:: RECORDS PROVIDED ::
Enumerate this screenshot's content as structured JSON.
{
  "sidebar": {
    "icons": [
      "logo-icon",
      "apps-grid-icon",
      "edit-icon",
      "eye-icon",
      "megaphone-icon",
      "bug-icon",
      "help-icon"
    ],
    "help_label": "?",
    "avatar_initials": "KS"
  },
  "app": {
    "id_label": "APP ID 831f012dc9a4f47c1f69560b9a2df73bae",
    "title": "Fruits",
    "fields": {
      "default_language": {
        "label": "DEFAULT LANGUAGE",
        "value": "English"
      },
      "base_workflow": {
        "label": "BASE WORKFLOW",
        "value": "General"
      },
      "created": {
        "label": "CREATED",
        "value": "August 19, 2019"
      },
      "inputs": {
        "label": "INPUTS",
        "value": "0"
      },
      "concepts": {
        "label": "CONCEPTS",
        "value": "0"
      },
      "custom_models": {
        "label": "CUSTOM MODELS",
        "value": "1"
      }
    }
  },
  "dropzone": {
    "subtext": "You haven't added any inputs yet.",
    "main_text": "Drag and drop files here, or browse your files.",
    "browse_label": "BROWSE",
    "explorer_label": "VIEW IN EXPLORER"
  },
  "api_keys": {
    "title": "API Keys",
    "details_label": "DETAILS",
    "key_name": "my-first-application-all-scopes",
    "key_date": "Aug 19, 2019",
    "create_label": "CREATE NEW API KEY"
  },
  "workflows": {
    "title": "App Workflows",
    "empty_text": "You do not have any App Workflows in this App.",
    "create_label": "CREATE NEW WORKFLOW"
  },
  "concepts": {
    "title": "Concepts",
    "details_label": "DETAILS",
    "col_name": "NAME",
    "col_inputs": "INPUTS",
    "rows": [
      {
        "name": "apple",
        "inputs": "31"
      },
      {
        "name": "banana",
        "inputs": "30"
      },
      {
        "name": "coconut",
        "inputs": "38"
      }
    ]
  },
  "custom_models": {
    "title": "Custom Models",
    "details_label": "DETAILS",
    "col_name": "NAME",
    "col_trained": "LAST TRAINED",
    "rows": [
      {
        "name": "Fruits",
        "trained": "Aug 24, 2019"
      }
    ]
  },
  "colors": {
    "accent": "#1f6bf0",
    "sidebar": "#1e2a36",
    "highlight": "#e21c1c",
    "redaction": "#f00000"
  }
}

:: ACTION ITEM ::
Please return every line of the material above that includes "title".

:: RESPONSE ::
    "title": "Fruits",
    "title": "API Keys",
    "title": "App Workflows",
    "title": "Concepts",
    "title": "Custom Models",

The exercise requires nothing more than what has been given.